What this doesn’t mean, however, is that it needs to be celebrated in a consumer-centric way. This may be something as simple as not having your Valentine’s Day dinner on the actual day, or it may mean something more, such as not exchanging gifts on major gift-giving holidays. As long as the other people involved are on board (see the first heading), then you can choose to retain the positive intention of these holidays and celebrate them another way.

Don’t trust the crowd, it’s most likely hired/manipulated

The point of adding this to the film (in my opinion) is, “Look at the political corruption and manipulation! Isn’t it shocking?”

But the reality is, this is now happening regularly in the United States as well.

A large group of people rallying
“Rally to Restore Sanity and/or Fear” by Cliff, via Flickr Creative Commons is licensed under CC BY 2.0

During the documentary “The Act of Killing” about the horrors that took place in Indonesia, one of the subjects of the film decides to run for office. He goes around handing-out business cards and the people respond with renditions of “that’s it?” because they are so used to being bribed with more. They also make a point to talk about how the political rallies are filled with paid people.

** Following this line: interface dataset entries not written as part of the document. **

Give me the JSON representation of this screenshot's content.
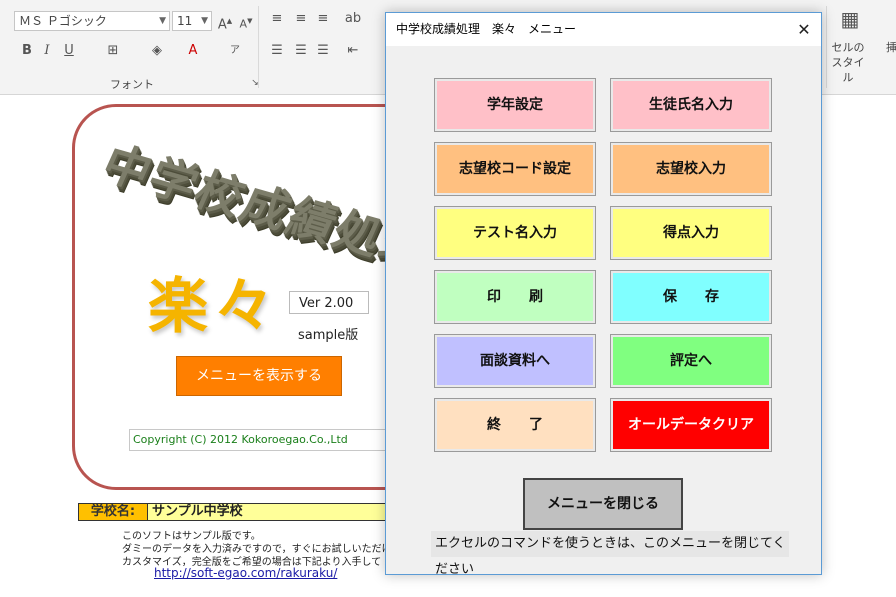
{
  "ribbon": {
    "font_name": "ＭＳ Ｐゴシック",
    "font_size": "11",
    "group_label": "フォント",
    "cell_style_label": "セルの\nスタイル",
    "insert_label": "挿"
  },
  "splash": {
    "big_title": "中学校成績処理",
    "app_name": "楽々",
    "version": "Ver  2.00",
    "edition": "sample版",
    "show_menu_button": "メニューを表示する",
    "copyright": "Copyright (C) 2012 Kokoroegao.Co.,Ltd"
  },
  "school": {
    "label": "学校名:",
    "name": "サンプル中学校"
  },
  "notes": [
    "このソフトはサンプル版です。",
    "ダミーのデータを入力済みですので，すぐにお試しいただけ",
    "カスタマイズ，完全版をご希望の場合は下記より入手して"
  ],
  "url": "http://soft-egao.com/rakuraku/",
  "dialog": {
    "title": "中学校成績処理　楽々　メニュー",
    "buttons": [
      {
        "label": "学年設定",
        "color": "#ffc0c8"
      },
      {
        "label": "生徒氏名入力",
        "color": "#ffc0c8"
      },
      {
        "label": "志望校コード設定",
        "color": "#ffc080"
      },
      {
        "label": "志望校入力",
        "color": "#ffc080"
      },
      {
        "label": "テスト名入力",
        "color": "#ffff80"
      },
      {
        "label": "得点入力",
        "color": "#ffff80"
      },
      {
        "label": "印　　刷",
        "color": "#c0ffc0"
      },
      {
        "label": "保　　存",
        "color": "#80ffff"
      },
      {
        "label": "面談資料へ",
        "color": "#c0c0ff"
      },
      {
        "label": "評定へ",
        "color": "#80ff80"
      },
      {
        "label": "終　　了",
        "color": "#ffe0c0"
      },
      {
        "label": "オールデータクリア",
        "color": "#ff0000"
      }
    ],
    "close_button": "メニューを閉じる",
    "hint": "エクセルのコマンドを使うときは、このメニューを閉じてください"
  }
}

The point of adding this to the film (in my opinion) is, “Look at the political corruption and manipulation! Isn’t it shocking?”

But the reality is, this is now happening regularly in the United States as well.

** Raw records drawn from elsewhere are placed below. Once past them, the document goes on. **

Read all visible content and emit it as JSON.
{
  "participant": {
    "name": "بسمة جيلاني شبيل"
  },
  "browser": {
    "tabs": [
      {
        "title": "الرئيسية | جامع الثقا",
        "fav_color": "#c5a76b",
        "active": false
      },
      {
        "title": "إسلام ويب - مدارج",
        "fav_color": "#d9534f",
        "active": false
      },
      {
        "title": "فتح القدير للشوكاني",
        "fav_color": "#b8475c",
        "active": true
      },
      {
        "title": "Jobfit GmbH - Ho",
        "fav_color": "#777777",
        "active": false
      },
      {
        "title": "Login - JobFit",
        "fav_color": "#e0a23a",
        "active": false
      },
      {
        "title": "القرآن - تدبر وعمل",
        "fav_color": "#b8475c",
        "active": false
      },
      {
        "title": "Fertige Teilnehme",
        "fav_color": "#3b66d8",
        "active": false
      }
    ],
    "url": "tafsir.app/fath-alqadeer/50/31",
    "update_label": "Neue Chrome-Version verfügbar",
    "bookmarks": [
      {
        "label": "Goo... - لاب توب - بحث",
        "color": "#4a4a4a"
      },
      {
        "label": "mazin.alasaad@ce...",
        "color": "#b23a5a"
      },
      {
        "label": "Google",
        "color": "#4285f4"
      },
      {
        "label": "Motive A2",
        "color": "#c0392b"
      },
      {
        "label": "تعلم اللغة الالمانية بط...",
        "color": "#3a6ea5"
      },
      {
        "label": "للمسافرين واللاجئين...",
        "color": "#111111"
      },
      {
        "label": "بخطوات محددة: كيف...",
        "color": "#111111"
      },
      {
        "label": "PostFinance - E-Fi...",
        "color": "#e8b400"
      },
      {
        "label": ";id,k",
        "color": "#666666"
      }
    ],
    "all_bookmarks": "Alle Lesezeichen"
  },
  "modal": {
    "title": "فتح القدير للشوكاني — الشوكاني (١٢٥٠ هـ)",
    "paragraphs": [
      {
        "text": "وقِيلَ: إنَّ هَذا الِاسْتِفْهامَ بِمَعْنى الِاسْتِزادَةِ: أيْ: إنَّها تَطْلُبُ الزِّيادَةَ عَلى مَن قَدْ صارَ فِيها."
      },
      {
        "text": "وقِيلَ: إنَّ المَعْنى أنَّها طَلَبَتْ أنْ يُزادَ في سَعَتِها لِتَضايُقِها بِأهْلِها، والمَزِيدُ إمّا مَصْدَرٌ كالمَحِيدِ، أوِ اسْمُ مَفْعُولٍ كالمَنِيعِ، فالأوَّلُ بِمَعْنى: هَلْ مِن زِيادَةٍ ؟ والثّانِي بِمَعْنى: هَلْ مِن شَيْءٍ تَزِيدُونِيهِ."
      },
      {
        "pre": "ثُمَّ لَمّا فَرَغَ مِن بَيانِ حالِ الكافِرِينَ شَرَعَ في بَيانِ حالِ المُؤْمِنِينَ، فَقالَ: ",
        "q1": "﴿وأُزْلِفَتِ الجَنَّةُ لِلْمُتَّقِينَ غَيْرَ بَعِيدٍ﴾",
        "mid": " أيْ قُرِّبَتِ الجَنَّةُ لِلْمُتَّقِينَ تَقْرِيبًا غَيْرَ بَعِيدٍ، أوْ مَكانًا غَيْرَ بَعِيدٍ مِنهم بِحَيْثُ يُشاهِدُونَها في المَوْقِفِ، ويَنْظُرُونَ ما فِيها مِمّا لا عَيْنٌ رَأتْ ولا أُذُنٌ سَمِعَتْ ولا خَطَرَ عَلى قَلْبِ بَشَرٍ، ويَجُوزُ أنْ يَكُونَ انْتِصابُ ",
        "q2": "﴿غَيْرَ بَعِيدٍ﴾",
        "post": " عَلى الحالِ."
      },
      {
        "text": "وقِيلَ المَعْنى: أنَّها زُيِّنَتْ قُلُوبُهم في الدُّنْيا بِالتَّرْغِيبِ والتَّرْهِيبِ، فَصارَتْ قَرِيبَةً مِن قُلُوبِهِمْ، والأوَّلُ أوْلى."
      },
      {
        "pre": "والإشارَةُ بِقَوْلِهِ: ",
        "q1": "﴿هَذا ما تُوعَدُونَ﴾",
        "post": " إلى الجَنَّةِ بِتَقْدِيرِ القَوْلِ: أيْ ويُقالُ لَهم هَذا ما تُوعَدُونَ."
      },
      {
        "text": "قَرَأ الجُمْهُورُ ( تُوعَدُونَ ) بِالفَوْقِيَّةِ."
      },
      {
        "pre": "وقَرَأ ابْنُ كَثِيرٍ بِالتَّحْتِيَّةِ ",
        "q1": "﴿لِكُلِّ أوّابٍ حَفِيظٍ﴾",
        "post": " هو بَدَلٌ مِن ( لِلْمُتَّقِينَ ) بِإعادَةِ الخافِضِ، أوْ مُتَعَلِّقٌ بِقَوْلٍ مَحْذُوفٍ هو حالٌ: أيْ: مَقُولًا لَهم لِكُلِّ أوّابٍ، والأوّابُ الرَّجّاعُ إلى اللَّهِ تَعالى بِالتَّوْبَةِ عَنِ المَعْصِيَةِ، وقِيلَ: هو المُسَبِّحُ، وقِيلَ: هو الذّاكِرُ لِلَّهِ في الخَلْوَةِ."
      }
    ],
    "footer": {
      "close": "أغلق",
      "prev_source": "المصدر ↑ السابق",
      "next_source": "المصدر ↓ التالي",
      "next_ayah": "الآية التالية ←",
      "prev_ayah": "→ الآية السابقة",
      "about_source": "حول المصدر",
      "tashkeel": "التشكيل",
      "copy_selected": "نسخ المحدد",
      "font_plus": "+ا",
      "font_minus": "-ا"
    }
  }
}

  • Political campaigns hire fake crowds
  • The Pentagon has been paying sports teams for patriotism
  • Photography is regularly used to make crowds seem larger than they are
  • Colleges and other organizations utilize rent-a-crowds too
  • Television shows (I know this from personal experience) sort audience members to ensure the people sitting closest to the actors are diverse and meet the demographic they want to watch the show.
  • Some people argue that police may be using riot gear to make a crowd look more violent than it is.
  • A couple of years ago, I went to a talk by a U.S. Supreme Court Justice. Myself and two young men were escorted to the very front row. After we were seated, one of the young men looked at the crowd, mostly age 50+ and said to me something like “I don’t think we should be in the front row. I’d prefer some of these older folks get a better view.” I told him, while I agreed with him, we were seated there intentionally. They wanted us within camera shots to show that the younger generation was there, even if the reality was, there were only three of us out of 350.

Why is this happening?

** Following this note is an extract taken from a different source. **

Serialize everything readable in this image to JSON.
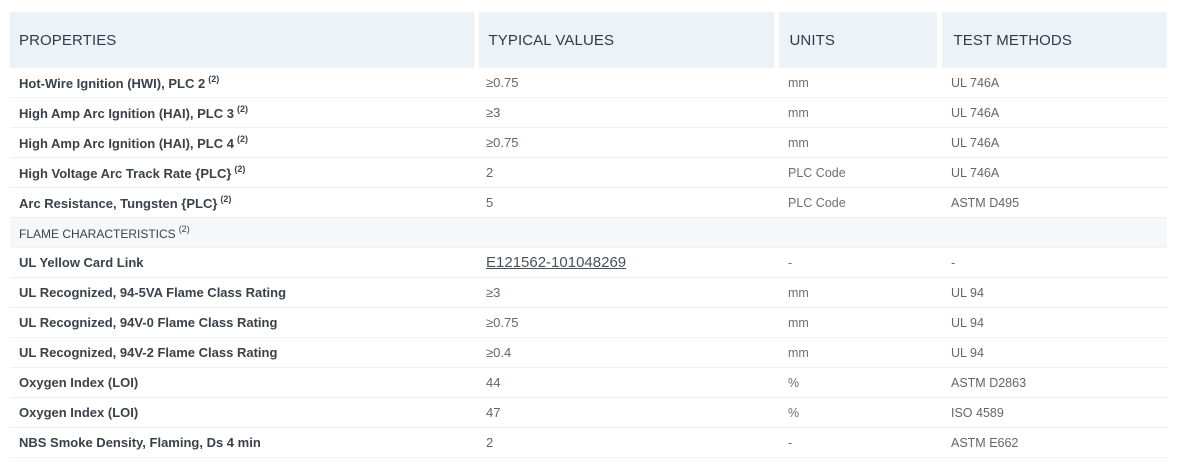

For this, I turn to Social Norms Theory. People go along with what the social norm is, and crowds often signal social approval. Think about this as an illustration: You and a friend are walking to a concert. You’re positive you know the way to the concert. But you keep seeing tons of people, who also seem to be going to the concert walking the opposite way. What do you do? At the very least, you start to second-guess yourself. And, most likely, you will determine the crowd is most likely right, you’ve mistaken, and turn and follow them.

How do you combat this?

The best response is identification; whenever you see a crowd, just assume that it’s manipulated in some way. If it helps, do a quick mental exercise, using the examples above and others, to think through what possible ways the crowd could be manipulated to serve a purpose. This will keep you from thinking the crowd is the norm and falling into the subconscious social norms patterns of thinking the crowd is right.